Chestertown, MD, March 15, 2004 — All members of the community are invited to attend these free events organized by the Washington College chapter of Amnesty International.
Monday, March 15
Movie: Rabbit-Proof Fence, Casey Academic Center Forum, 7-9:30 p.m. Set in Australia in 1931, Rabbit-Proof Fence tells the story of an Australian government policy that required “half-caste” children (whose mothers were Aboriginal and whose fathers were white) to be taken from their homes by the authorities to be trained to work as servants. Based on the true story of Molly Craig, Philip Noyce's film follows the odyssey of three young girls who escaped from the government's training facility and, using the country's long stretches of rabbit-proof fences as their guide, walked 1500 miles to get back home.
Tuesday, March 16

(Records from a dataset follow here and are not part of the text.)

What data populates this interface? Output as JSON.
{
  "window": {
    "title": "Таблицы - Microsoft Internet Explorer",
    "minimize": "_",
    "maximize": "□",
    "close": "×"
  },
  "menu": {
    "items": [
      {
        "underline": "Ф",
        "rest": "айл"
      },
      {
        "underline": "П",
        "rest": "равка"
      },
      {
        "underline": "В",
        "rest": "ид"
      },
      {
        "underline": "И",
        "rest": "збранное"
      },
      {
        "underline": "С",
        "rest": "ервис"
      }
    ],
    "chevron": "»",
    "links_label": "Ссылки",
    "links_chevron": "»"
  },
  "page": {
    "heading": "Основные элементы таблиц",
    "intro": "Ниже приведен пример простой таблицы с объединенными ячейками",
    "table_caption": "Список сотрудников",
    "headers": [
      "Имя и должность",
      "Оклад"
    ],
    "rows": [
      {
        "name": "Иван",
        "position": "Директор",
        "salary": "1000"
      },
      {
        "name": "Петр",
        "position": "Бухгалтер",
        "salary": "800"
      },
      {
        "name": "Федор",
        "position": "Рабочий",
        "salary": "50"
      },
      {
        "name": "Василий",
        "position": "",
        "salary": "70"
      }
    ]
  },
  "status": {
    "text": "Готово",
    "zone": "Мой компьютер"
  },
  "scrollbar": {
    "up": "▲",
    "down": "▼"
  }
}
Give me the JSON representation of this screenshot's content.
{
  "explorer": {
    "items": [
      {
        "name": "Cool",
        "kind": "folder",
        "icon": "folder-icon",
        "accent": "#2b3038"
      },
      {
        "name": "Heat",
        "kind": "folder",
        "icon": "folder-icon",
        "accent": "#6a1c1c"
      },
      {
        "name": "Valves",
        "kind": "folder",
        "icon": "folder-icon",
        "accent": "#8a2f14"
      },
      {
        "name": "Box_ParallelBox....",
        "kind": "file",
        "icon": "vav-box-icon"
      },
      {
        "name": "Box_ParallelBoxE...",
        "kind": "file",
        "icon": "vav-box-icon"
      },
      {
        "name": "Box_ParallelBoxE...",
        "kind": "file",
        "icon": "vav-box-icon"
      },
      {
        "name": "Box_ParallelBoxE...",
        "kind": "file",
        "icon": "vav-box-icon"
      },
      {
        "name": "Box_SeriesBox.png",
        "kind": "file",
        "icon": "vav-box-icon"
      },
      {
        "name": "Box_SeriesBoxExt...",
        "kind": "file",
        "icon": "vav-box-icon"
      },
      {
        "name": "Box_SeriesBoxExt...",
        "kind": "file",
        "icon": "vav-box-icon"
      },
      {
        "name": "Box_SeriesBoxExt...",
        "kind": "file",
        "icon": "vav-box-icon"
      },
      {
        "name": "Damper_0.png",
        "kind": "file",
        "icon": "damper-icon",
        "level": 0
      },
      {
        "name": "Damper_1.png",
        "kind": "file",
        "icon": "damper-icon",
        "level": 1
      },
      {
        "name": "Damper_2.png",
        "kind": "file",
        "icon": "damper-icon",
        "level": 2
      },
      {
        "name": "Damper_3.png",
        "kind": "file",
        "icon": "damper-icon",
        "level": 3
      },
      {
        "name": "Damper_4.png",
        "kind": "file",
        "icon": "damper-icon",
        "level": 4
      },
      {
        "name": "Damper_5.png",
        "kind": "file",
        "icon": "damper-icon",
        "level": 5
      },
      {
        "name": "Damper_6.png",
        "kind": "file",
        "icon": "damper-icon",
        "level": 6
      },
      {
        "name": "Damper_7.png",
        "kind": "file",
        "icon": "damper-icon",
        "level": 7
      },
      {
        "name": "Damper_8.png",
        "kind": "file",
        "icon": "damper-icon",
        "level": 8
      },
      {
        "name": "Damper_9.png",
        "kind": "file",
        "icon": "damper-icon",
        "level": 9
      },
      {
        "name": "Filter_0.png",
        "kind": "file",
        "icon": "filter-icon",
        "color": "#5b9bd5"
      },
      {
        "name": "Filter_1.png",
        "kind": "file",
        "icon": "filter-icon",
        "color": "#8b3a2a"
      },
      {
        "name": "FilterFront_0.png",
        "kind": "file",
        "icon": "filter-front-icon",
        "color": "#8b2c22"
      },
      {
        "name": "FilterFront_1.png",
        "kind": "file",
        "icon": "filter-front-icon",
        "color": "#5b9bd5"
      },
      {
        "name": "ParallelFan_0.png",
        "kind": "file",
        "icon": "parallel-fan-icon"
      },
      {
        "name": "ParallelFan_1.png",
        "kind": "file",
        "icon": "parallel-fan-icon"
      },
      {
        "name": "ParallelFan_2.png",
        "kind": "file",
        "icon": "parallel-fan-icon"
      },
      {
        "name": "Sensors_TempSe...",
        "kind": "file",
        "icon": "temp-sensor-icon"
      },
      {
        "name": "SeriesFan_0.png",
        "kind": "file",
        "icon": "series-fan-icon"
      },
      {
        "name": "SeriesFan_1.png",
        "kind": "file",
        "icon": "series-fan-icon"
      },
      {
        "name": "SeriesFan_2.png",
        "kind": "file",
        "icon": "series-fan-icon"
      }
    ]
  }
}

Talk: “The Repression of the Tibetan Freedom Movement In China: A Former Political Prisoner Speaks Out,” Casey Academic Center Forum, 7:30 p.m. Ms. Ngawang Sangdrol, a former political prisoner from Tibet, will be speaking about her experiences in China. Born in Lhasa, Tibet in 1978 into a family of Tibetan patriots, she has been imprisoned three times by Chinese authorities for “counterrevolutionary crime” and suffered both physical and psychological torture for her political and religious beliefs.
Wednesday, March 17
Exhibition: Amnesty International will remember the atrocities committed in Ireland through a visual display in the Casey Academic Center Gallery.
Thursday, March 18
Talk: “The Women of Juarez: Ten Years of Murder in Mexico,” Hynson Lounge, 7:30 p.m. Ms. Mona Cadena, Field Organizer for the Amnesty International USA Mid-Atlantic Office, will be speaking on the femicide (murder of women) in Ciudad Juarez, Mexico. Since 1993, at least 370 women from Juarez have been murdered.
Friday, March 19
Casey Academic Center Gallery, 11a.m.-1 p.m. Amnesty International members will display information about several different issues that they have been working on and studying throughout the year.